Yearbook staff begins creating senior ads, explain designing process

Meghan Kennedy, Staff Writer

Senior year is unlike any other.
The last, first day of high school.
The last Blue Valley football game.
The last time you’ll hear “Pizza, Pizza, Pizza, Dance, Dance, Dance” on the announcements.
The last, last day of high school.
The last Yearbook you’ll ever receive, with something many seniors look forward to every year: senior ads.
Senior ads are located in the back of the yearbook, with pictures and a note from your family saying how proud they are of you and your accomplishments.
Yearbook senior ads editor junior Abby Piero said designing senior ads can be difficult at first, but since they all use the same basic spreads, it gets easier to understand.
Piero said the staffers first create spreads on InDesign, going off a binder in the classroom with page assignments for each senior.
The designer then goes on to create boxes on the spread corresponding to the size of the ad.
“Then, we import pictures, the copy and design the spread to our liking,” Piero said. “After the ad’s finished, myself, [editor-in-chief senior] Rachel [Bergeson] and [journalism advisor Michelle] Wilmes check the spread for error. We then print the ads, and they get a parent form attached so parents can come up to make changes. We call the parents and they get a week to change the ads. We go back and fix whatever they want changed.”

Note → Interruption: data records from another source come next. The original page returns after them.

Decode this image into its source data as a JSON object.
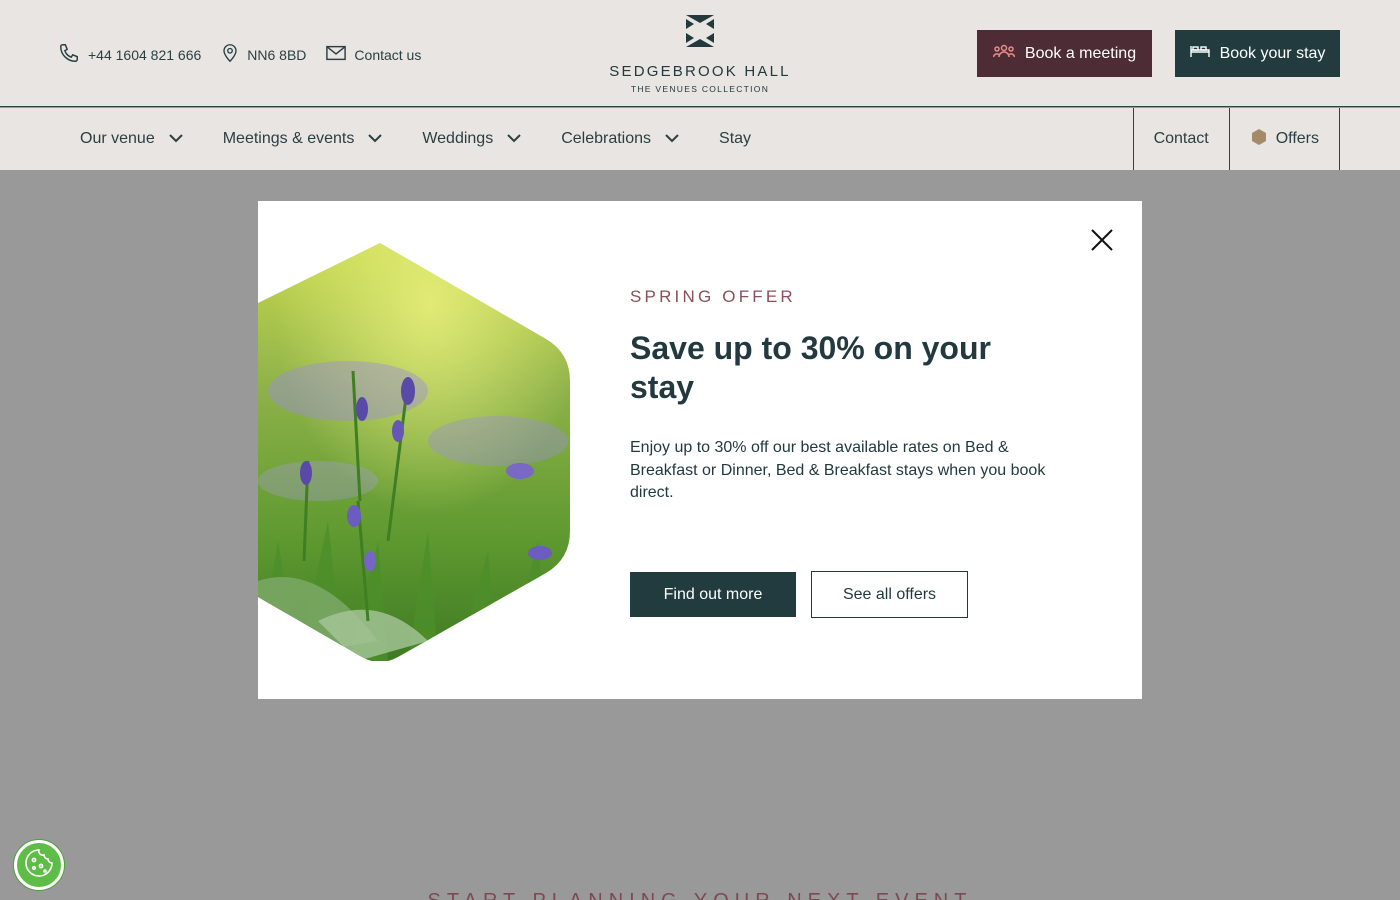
{
  "header": {
    "phone": "+44 1604 821 666",
    "postcode": "NN6 8BD",
    "contact_label": "Contact us",
    "logo_name": "SEDGEBROOK HALL",
    "logo_sub": "THE VENUES COLLECTION",
    "book_meeting_label": "Book a meeting",
    "book_stay_label": "Book your stay"
  },
  "nav": {
    "items": [
      {
        "label": "Our venue"
      },
      {
        "label": "Meetings & events"
      },
      {
        "label": "Weddings"
      },
      {
        "label": "Celebrations"
      },
      {
        "label": "Stay"
      }
    ],
    "contact_label": "Contact",
    "offers_label": "Offers"
  },
  "modal": {
    "eyebrow": "SPRING OFFER",
    "headline": "Save up to 30% on your stay",
    "body": "Enjoy up to 30% off our best available rates on Bed & Breakfast or Dinner, Bed & Breakfast stays when you book direct.",
    "primary_label": "Find out more",
    "secondary_label": "See all offers"
  },
  "background": {
    "strap": "START PLANNING YOUR NEXT EVENT"
  },
  "colors": {
    "brand_dark": "#213b3f",
    "brand_plum": "#4e2c36",
    "accent_rose": "#8a4f5d",
    "header_bg": "#e8e5e2",
    "overlay": "#999999",
    "cookie_green": "#5ebd46"
  },
  "icons": {
    "phone": "phone-icon",
    "location": "map-pin-icon",
    "mail": "envelope-icon",
    "meeting": "people-icon",
    "bed": "bed-icon",
    "chevron": "chevron-down-icon",
    "offers": "hexagon-icon",
    "close": "close-icon",
    "cookie": "cookie-icon"
  }
}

Bergeson said it can be challenging to teach new staffers how to design ads pages.
“It’s sometimes difficult, not because the  new staffers aren’t capable, but because it requires skills that they have never used before,” she said. “The program we use to design the ads is complex, so it can be hard to learn all of the details of how to use it. Most of the kids learn how to design quickly, it’s just starting off that can be a challenge.”
Bergeson said all the staffers work on ads.

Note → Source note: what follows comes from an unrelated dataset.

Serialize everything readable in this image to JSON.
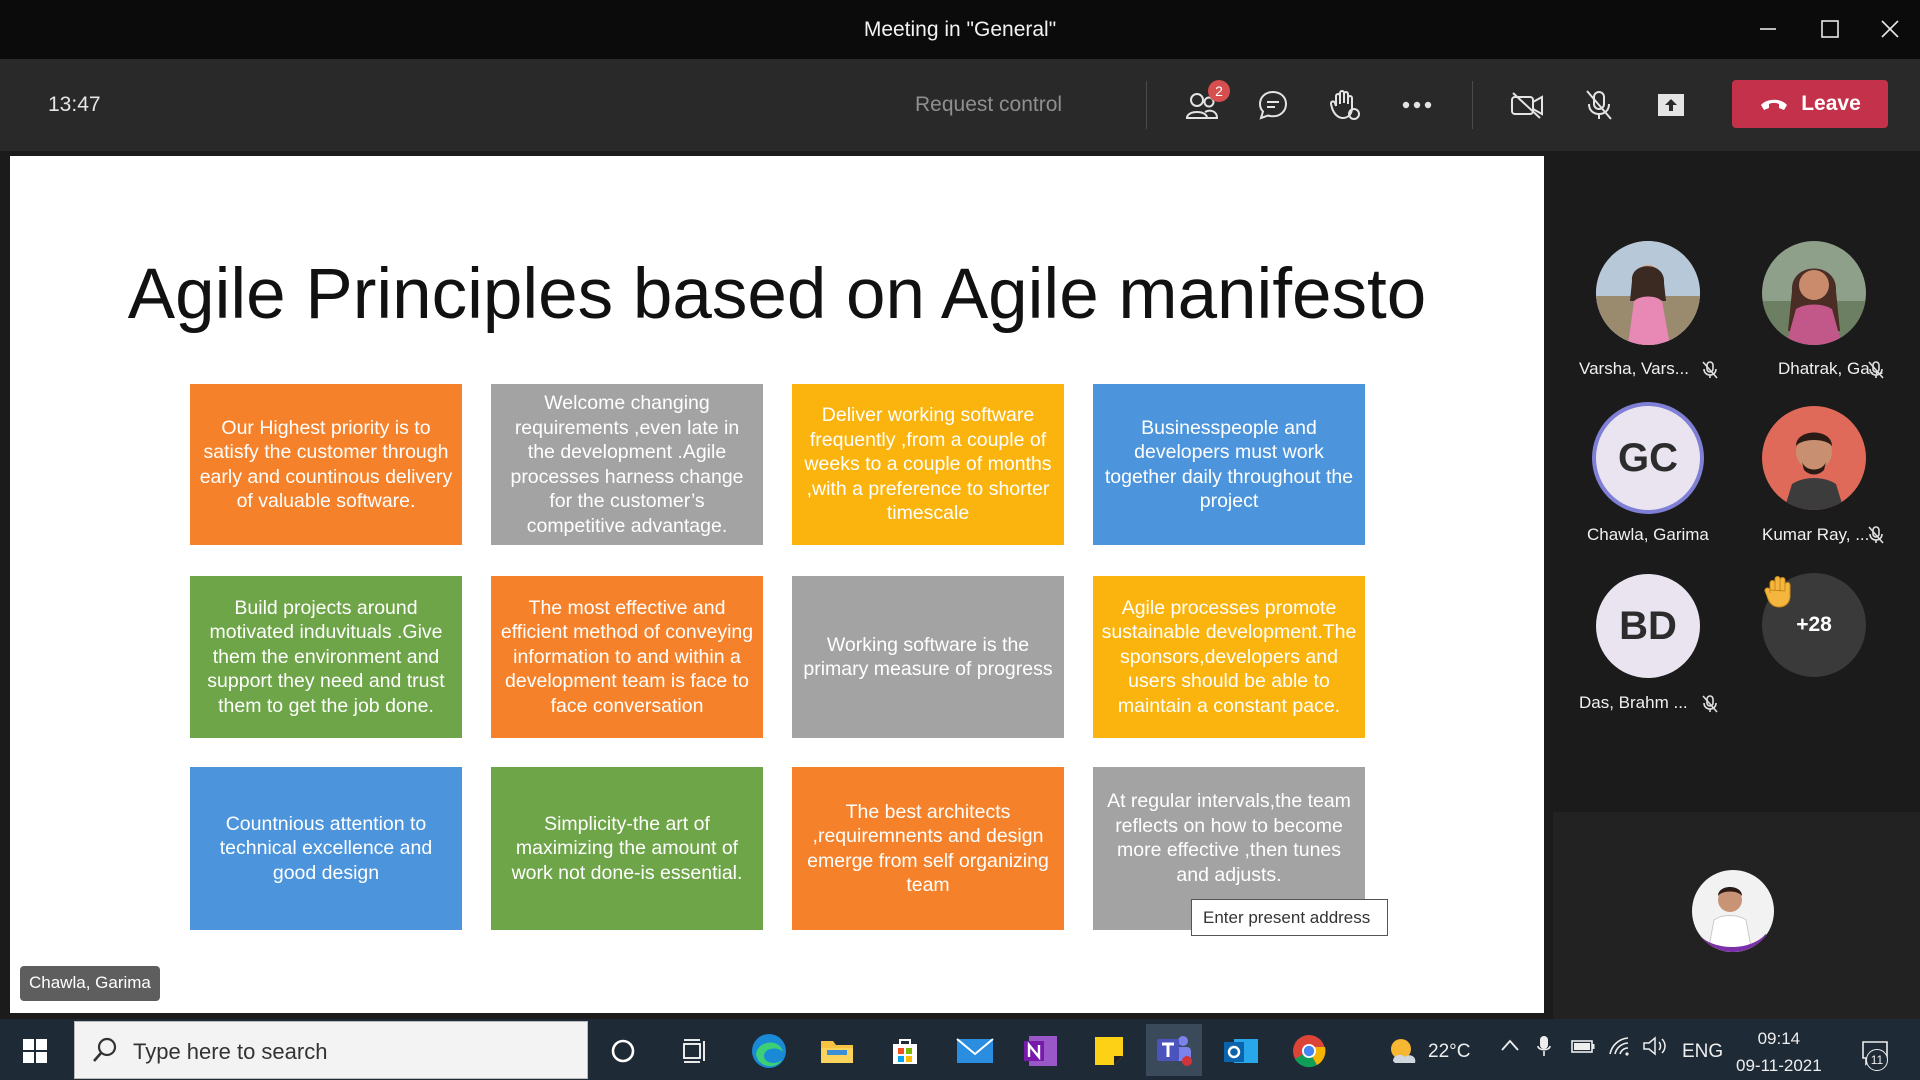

“It’s a great way for them to get used to designing before they move on to the more complex designs in the yearbook,” she said.
Piero said her advice to ad customers would be to e-mail everything to the staffers.
“It makes it so much easier on everybody,” she said. “Book your pictures early so that you don’t have to go to the late deadline. Don’t send your most precious baby pictures, things can go wrong and we don’t want to lose someone’s favorite picture.”
Bergeson said it’s important to be patient and open-minded when it comes to the design process.
“Make sure you clearly communicate to the yearbook staff what you want in your ad,” she said. “People submitting ads shouldn’t have rigid design guidelines for the staff to follow, and they need to understand that the staff will mold their content to fit the overall design of the yearbook.”
Piero said the seniors on staff have the option of designing their own ad, but very few do.
“It’s a personal choice,” she said. “A few people design them and have someone else put the copy in because they want the surprise.”